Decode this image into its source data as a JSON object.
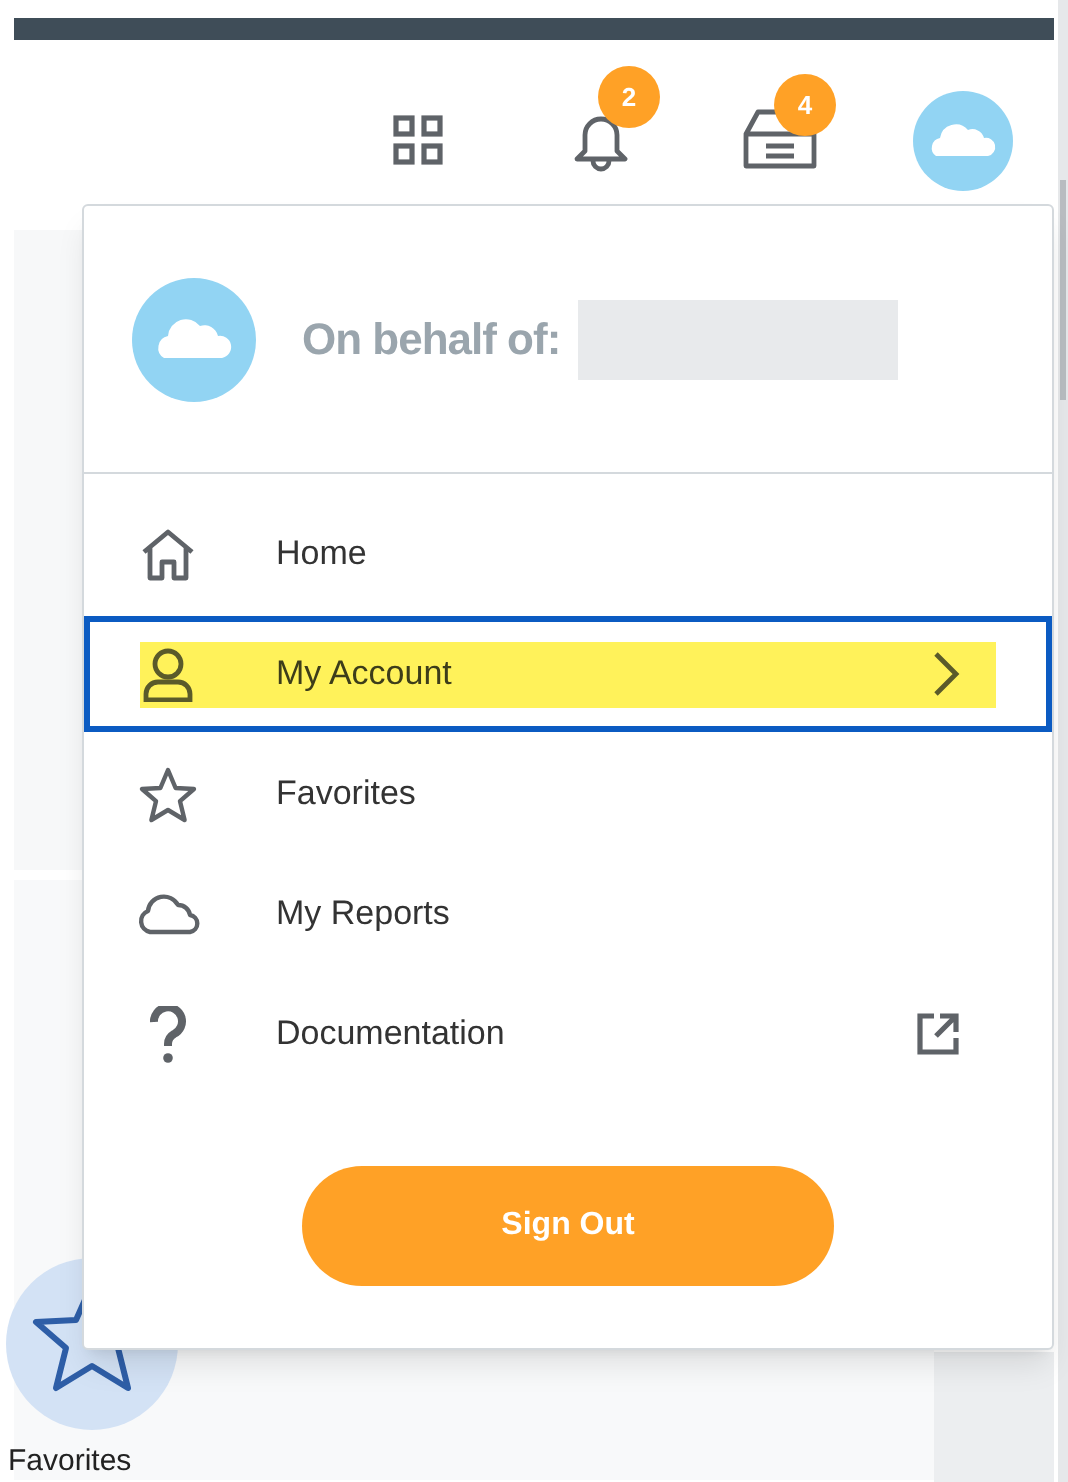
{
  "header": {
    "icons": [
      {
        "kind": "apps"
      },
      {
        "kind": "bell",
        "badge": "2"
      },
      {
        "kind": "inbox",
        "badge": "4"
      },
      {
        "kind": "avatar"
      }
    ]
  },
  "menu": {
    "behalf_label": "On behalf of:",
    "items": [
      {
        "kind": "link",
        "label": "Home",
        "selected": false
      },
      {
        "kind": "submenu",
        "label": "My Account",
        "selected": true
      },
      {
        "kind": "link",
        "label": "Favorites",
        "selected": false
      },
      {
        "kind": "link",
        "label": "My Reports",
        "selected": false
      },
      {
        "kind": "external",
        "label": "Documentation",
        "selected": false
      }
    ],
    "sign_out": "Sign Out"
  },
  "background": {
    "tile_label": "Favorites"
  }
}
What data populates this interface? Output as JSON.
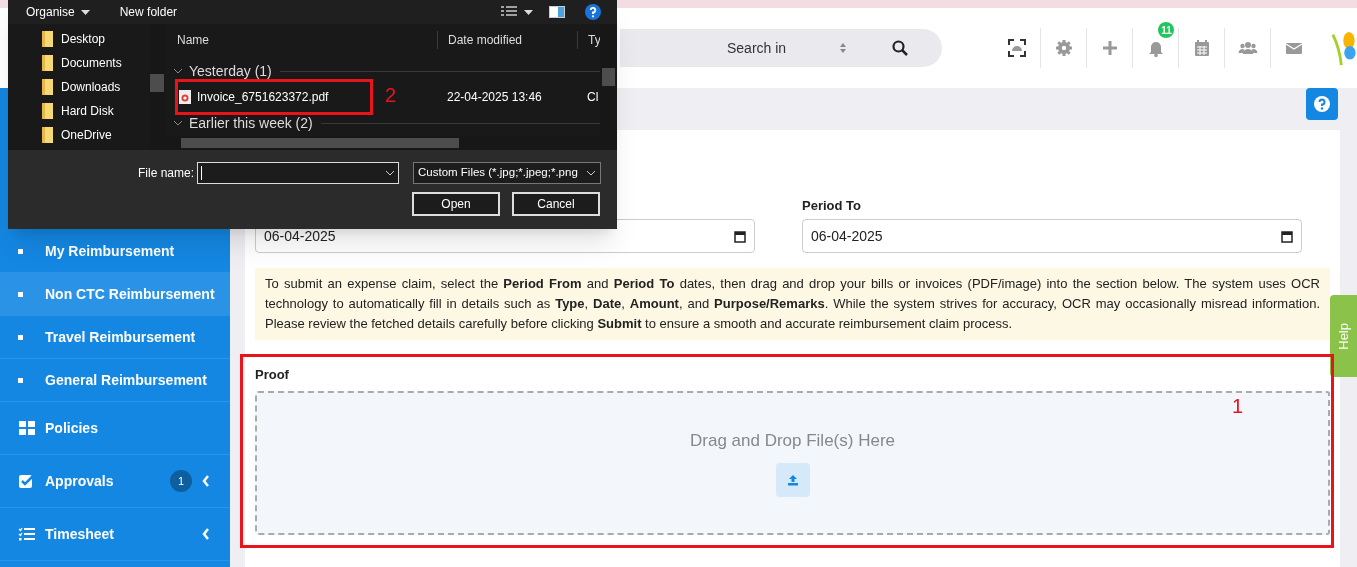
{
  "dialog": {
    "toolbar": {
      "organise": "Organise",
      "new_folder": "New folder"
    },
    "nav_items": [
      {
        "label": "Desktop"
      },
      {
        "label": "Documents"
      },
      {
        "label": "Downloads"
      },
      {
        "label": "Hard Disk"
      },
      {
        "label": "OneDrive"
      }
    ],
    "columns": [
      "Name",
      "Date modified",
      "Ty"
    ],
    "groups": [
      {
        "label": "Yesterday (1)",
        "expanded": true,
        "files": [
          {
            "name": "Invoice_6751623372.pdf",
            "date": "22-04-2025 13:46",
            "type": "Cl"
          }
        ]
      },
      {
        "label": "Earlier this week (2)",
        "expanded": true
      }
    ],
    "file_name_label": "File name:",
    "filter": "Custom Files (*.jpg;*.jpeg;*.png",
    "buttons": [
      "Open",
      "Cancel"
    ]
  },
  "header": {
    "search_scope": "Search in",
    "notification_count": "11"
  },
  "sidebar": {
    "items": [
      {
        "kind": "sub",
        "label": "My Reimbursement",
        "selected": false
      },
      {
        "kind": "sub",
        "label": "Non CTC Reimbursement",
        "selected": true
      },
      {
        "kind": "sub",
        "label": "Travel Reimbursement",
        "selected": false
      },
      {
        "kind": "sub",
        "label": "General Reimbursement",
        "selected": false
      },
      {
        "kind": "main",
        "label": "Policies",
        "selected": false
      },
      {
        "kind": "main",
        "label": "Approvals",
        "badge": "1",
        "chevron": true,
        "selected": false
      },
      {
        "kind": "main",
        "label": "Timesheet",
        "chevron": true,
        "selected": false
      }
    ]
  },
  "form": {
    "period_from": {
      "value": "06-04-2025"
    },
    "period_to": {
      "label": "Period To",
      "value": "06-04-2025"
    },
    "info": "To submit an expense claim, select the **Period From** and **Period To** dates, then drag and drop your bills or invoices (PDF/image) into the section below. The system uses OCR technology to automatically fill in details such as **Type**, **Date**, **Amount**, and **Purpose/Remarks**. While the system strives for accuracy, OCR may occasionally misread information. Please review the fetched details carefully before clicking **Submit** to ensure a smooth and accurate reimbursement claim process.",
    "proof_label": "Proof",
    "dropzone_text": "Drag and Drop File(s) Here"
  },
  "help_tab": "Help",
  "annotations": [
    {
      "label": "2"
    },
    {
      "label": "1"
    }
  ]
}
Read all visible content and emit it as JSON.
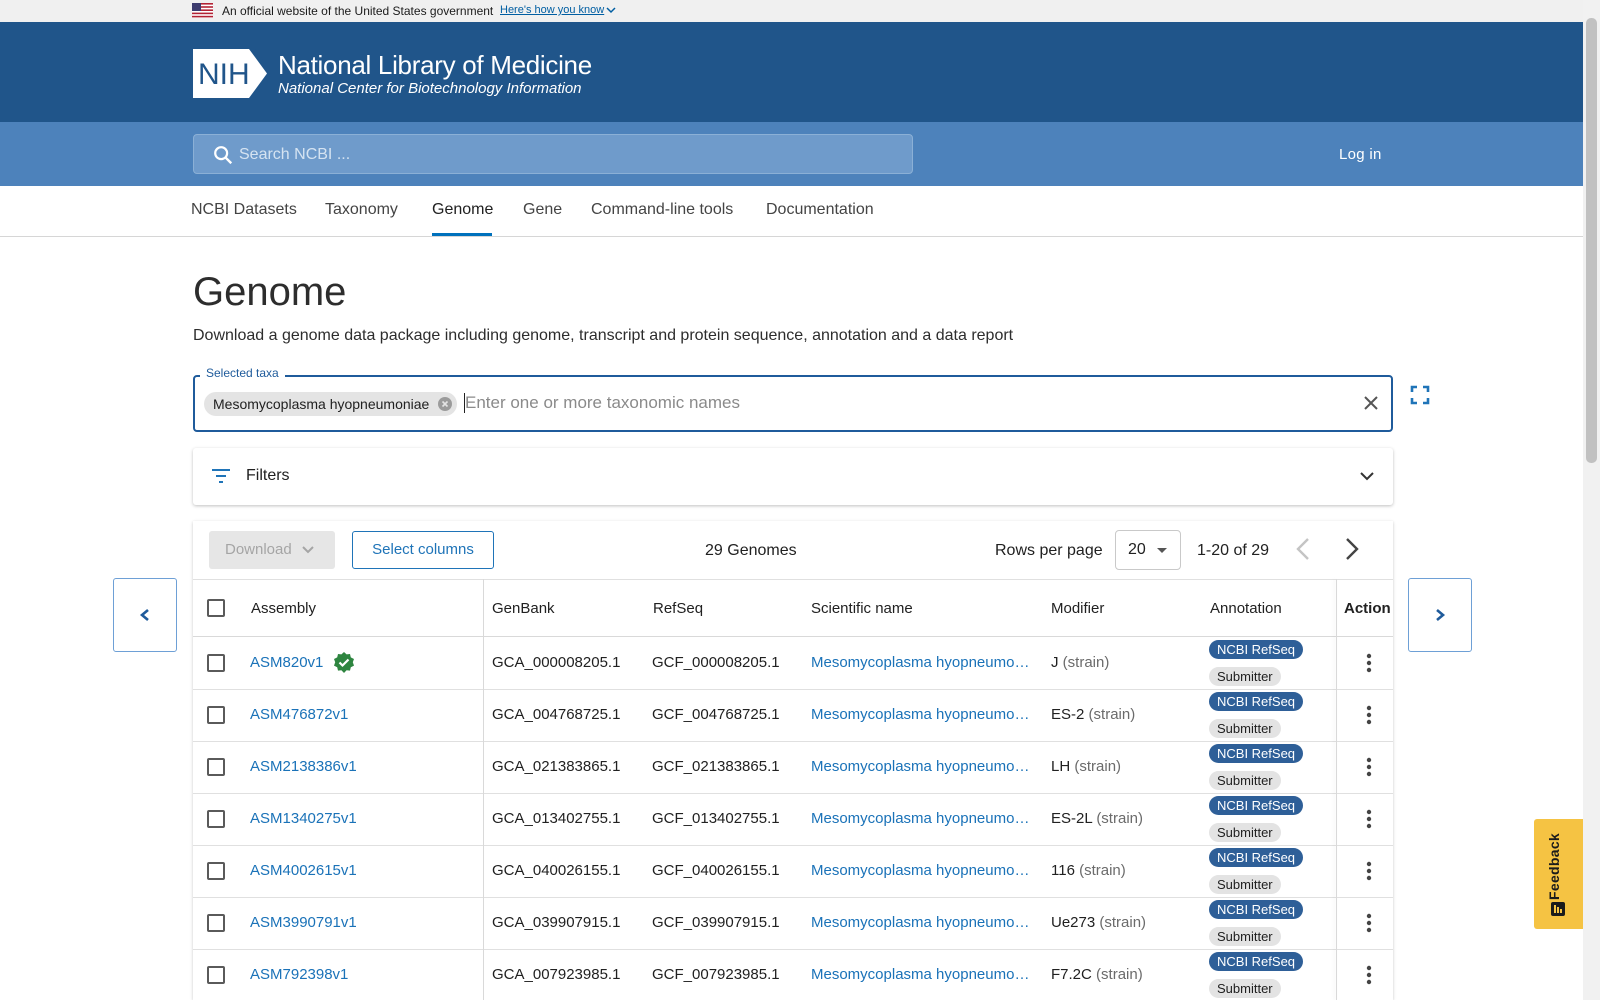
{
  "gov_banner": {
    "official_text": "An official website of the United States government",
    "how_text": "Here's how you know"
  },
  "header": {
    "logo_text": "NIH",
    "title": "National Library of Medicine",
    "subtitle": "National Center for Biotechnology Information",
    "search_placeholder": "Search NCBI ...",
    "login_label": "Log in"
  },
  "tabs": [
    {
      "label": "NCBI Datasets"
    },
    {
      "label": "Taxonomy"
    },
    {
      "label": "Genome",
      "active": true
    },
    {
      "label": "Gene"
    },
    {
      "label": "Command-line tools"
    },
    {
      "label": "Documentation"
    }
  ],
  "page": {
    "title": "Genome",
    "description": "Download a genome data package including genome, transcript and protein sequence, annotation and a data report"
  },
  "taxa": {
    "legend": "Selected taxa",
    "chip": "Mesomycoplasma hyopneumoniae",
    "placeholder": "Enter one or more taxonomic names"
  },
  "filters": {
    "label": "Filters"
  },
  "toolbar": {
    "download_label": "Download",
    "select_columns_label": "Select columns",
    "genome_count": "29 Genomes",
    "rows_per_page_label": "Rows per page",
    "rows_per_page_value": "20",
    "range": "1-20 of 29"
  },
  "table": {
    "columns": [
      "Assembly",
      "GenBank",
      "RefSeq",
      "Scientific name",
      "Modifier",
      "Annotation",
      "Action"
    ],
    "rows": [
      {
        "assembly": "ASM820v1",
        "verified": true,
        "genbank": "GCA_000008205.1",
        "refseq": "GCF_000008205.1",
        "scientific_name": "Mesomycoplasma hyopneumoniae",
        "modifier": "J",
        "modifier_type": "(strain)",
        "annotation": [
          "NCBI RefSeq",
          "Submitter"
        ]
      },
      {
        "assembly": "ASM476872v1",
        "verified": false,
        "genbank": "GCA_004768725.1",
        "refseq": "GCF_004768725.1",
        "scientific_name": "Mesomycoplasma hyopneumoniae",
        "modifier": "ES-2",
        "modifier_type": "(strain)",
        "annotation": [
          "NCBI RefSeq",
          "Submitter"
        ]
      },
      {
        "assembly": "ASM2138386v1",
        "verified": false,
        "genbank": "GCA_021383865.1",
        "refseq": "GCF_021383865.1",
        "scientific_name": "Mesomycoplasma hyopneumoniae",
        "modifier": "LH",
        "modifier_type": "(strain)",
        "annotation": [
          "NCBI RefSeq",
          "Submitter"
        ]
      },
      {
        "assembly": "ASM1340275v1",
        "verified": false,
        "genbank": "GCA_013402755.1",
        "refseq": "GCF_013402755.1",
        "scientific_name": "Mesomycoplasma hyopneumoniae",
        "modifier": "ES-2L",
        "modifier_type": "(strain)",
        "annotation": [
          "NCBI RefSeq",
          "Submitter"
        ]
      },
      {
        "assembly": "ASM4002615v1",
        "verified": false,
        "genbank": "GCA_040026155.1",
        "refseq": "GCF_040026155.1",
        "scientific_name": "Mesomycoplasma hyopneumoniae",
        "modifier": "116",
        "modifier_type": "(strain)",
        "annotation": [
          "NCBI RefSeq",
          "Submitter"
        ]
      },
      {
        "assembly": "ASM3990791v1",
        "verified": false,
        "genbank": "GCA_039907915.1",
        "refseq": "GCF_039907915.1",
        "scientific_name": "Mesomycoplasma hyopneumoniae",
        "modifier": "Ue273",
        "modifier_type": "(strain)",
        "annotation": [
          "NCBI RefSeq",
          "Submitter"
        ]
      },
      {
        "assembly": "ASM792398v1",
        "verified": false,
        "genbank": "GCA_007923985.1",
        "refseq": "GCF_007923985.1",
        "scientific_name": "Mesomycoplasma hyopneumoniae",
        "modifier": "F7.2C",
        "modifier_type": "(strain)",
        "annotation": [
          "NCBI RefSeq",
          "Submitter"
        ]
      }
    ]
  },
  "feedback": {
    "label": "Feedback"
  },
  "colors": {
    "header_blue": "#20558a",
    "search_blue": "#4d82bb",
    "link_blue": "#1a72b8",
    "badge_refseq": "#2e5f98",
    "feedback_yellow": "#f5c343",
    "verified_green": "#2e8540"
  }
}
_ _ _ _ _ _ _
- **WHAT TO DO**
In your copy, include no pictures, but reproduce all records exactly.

- **EXERCISE RESPONSE**
Decode this image into its source data as a JSON object.
{
  "header": {
    "icons": [
      {
        "kind": "apps"
      },
      {
        "kind": "bell",
        "badge": "2"
      },
      {
        "kind": "inbox",
        "badge": "4"
      },
      {
        "kind": "avatar"
      }
    ]
  },
  "menu": {
    "behalf_label": "On behalf of:",
    "items": [
      {
        "kind": "link",
        "label": "Home",
        "selected": false
      },
      {
        "kind": "submenu",
        "label": "My Account",
        "selected": true
      },
      {
        "kind": "link",
        "label": "Favorites",
        "selected": false
      },
      {
        "kind": "link",
        "label": "My Reports",
        "selected": false
      },
      {
        "kind": "external",
        "label": "Documentation",
        "selected": false
      }
    ],
    "sign_out": "Sign Out"
  },
  "background": {
    "tile_label": "Favorites"
  }
}
What data populates this interface? Output as JSON.
{
  "dialog": {
    "toolbar": {
      "organise": "Organise",
      "new_folder": "New folder"
    },
    "nav_items": [
      {
        "label": "Desktop"
      },
      {
        "label": "Documents"
      },
      {
        "label": "Downloads"
      },
      {
        "label": "Hard Disk"
      },
      {
        "label": "OneDrive"
      }
    ],
    "columns": [
      "Name",
      "Date modified",
      "Ty"
    ],
    "groups": [
      {
        "label": "Yesterday (1)",
        "expanded": true,
        "files": [
          {
            "name": "Invoice_6751623372.pdf",
            "date": "22-04-2025 13:46",
            "type": "Cl"
          }
        ]
      },
      {
        "label": "Earlier this week (2)",
        "expanded": true
      }
    ],
    "file_name_label": "File name:",
    "filter": "Custom Files (*.jpg;*.jpeg;*.png",
    "buttons": [
      "Open",
      "Cancel"
    ]
  },
  "header": {
    "search_scope": "Search in",
    "notification_count": "11"
  },
  "sidebar": {
    "items": [
      {
        "kind": "sub",
        "label": "My Reimbursement",
        "selected": false
      },
      {
        "kind": "sub",
        "label": "Non CTC Reimbursement",
        "selected": true
      },
      {
        "kind": "sub",
        "label": "Travel Reimbursement",
        "selected": false
      },
      {
        "kind": "sub",
        "label": "General Reimbursement",
        "selected": false
      },
      {
        "kind": "main",
        "label": "Policies",
        "selected": false
      },
      {
        "kind": "main",
        "label": "Approvals",
        "badge": "1",
        "chevron": true,
        "selected": false
      },
      {
        "kind": "main",
        "label": "Timesheet",
        "chevron": true,
        "selected": false
      }
    ]
  },
  "form": {
    "period_from": {
      "value": "06-04-2025"
    },
    "period_to": {
      "label": "Period To",
      "value": "06-04-2025"
    },
    "info": "To submit an expense claim, select the **Period From** and **Period To** dates, then drag and drop your bills or invoices (PDF/image) into the section below. The system uses OCR technology to automatically fill in details such as **Type**, **Date**, **Amount**, and **Purpose/Remarks**. While the system strives for accuracy, OCR may occasionally misread information. Please review the fetched details carefully before clicking **Submit** to ensure a smooth and accurate reimbursement claim process.",
    "proof_label": "Proof",
    "dropzone_text": "Drag and Drop File(s) Here"
  },
  "help_tab": "Help",
  "annotations": [
    {
      "label": "2"
    },
    {
      "label": "1"
    }
  ]
}
Read all visible content and emit it as JSON.
{
  "gov_banner": {
    "official_text": "An official website of the United States government",
    "how_text": "Here's how you know"
  },
  "header": {
    "logo_text": "NIH",
    "title": "National Library of Medicine",
    "subtitle": "National Center for Biotechnology Information",
    "search_placeholder": "Search NCBI ...",
    "login_label": "Log in"
  },
  "tabs": [
    {
      "label": "NCBI Datasets"
    },
    {
      "label": "Taxonomy"
    },
    {
      "label": "Genome",
      "active": true
    },
    {
      "label": "Gene"
    },
    {
      "label": "Command-line tools"
    },
    {
      "label": "Documentation"
    }
  ],
  "page": {
    "title": "Genome",
    "description": "Download a genome data package including genome, transcript and protein sequence, annotation and a data report"
  },
  "taxa": {
    "legend": "Selected taxa",
    "chip": "Mesomycoplasma hyopneumoniae",
    "placeholder": "Enter one or more taxonomic names"
  },
  "filters": {
    "label": "Filters"
  },
  "toolbar": {
    "download_label": "Download",
    "select_columns_label": "Select columns",
    "genome_count": "29 Genomes",
    "rows_per_page_label": "Rows per page",
    "rows_per_page_value": "20",
    "range": "1-20 of 29"
  },
  "table": {
    "columns": [
      "Assembly",
      "GenBank",
      "RefSeq",
      "Scientific name",
      "Modifier",
      "Annotation",
      "Action"
    ],
    "rows": [
      {
        "assembly": "ASM820v1",
        "verified": true,
        "genbank": "GCA_000008205.1",
        "refseq": "GCF_000008205.1",
        "scientific_name": "Mesomycoplasma hyopneumoniae",
        "modifier": "J",
        "modifier_type": "(strain)",
        "annotation": [
          "NCBI RefSeq",
          "Submitter"
        ]
      },
      {
        "assembly": "ASM476872v1",
        "verified": false,
        "genbank": "GCA_004768725.1",
        "refseq": "GCF_004768725.1",
        "scientific_name": "Mesomycoplasma hyopneumoniae",
        "modifier": "ES-2",
        "modifier_type": "(strain)",
        "annotation": [
          "NCBI RefSeq",
          "Submitter"
        ]
      },
      {
        "assembly": "ASM2138386v1",
        "verified": false,
        "genbank": "GCA_021383865.1",
        "refseq": "GCF_021383865.1",
        "scientific_name": "Mesomycoplasma hyopneumoniae",
        "modifier": "LH",
        "modifier_type": "(strain)",
        "annotation": [
          "NCBI RefSeq",
          "Submitter"
        ]
      },
      {
        "assembly": "ASM1340275v1",
        "verified": false,
        "genbank": "GCA_013402755.1",
        "refseq": "GCF_013402755.1",
        "scientific_name": "Mesomycoplasma hyopneumoniae",
        "modifier": "ES-2L",
        "modifier_type": "(strain)",
        "annotation": [
          "NCBI RefSeq",
          "Submitter"
        ]
      },
      {
        "assembly": "ASM4002615v1",
        "verified": false,
        "genbank": "GCA_040026155.1",
        "refseq": "GCF_040026155.1",
        "scientific_name": "Mesomycoplasma hyopneumoniae",
        "modifier": "116",
        "modifier_type": "(strain)",
        "annotation": [
          "NCBI RefSeq",
          "Submitter"
        ]
      },
      {
        "assembly": "ASM3990791v1",
        "verified": false,
        "genbank": "GCA_039907915.1",
        "refseq": "GCF_039907915.1",
        "scientific_name": "Mesomycoplasma hyopneumoniae",
        "modifier": "Ue273",
        "modifier_type": "(strain)",
        "annotation": [
          "NCBI RefSeq",
          "Submitter"
        ]
      },
      {
        "assembly": "ASM792398v1",
        "verified": false,
        "genbank": "GCA_007923985.1",
        "refseq": "GCF_007923985.1",
        "scientific_name": "Mesomycoplasma hyopneumoniae",
        "modifier": "F7.2C",
        "modifier_type": "(strain)",
        "annotation": [
          "NCBI RefSeq",
          "Submitter"
        ]
      }
    ]
  },
  "feedback": {
    "label": "Feedback"
  },
  "colors": {
    "header_blue": "#20558a",
    "search_blue": "#4d82bb",
    "link_blue": "#1a72b8",
    "badge_refseq": "#2e5f98",
    "feedback_yellow": "#f5c343",
    "verified_green": "#2e8540"
  }
}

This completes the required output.